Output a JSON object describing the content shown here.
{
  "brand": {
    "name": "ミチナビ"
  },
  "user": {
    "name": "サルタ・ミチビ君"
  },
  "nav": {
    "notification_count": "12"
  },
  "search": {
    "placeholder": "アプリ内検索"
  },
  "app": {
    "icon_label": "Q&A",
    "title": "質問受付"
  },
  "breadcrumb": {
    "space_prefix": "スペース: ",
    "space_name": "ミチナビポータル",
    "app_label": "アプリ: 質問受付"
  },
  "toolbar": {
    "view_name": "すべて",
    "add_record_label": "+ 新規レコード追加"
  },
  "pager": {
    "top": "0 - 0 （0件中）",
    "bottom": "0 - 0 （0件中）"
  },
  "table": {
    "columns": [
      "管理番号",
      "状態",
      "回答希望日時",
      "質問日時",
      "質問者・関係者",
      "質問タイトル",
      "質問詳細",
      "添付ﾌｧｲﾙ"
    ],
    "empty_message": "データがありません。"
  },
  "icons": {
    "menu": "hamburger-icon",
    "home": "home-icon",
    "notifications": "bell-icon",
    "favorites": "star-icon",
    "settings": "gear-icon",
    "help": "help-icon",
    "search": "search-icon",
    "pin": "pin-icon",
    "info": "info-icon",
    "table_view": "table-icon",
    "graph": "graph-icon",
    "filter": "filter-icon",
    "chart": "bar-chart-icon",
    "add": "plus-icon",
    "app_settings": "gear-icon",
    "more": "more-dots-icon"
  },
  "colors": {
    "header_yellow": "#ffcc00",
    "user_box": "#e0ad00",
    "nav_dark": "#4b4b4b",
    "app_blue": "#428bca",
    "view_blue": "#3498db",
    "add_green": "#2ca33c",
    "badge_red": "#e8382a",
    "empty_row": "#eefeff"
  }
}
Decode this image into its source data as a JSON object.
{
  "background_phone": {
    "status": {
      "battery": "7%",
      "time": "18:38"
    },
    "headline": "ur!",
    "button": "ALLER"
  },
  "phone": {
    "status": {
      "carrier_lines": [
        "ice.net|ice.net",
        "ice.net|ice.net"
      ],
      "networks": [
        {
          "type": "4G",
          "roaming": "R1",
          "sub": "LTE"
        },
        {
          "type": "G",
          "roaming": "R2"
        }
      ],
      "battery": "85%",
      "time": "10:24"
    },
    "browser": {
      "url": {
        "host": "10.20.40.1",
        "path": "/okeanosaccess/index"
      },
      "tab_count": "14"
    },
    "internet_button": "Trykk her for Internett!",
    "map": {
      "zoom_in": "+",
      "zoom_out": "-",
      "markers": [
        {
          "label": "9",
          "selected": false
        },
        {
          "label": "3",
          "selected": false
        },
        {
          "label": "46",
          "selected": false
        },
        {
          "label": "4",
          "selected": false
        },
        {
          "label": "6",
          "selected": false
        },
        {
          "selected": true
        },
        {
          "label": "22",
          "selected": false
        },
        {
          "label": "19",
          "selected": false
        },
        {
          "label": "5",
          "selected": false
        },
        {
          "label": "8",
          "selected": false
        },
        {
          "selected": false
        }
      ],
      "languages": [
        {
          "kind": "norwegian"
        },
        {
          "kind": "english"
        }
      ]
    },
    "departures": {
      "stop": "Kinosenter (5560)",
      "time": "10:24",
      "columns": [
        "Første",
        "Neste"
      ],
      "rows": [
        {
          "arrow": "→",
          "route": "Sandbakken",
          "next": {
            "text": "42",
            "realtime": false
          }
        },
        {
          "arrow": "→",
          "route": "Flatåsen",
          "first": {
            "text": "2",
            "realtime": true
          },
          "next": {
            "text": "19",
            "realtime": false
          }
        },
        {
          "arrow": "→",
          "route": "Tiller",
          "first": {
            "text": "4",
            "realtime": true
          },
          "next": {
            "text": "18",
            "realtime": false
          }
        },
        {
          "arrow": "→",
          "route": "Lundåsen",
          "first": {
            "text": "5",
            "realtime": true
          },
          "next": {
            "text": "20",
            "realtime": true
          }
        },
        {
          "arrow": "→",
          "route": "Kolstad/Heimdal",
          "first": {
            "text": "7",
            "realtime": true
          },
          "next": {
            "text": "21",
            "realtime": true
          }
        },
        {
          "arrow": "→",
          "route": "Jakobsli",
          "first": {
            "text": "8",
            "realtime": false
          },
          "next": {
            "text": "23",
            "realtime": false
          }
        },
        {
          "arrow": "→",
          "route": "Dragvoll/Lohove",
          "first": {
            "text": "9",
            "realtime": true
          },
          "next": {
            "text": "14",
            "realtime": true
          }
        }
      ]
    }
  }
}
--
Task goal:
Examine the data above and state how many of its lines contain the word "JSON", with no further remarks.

Response for this exercise:
2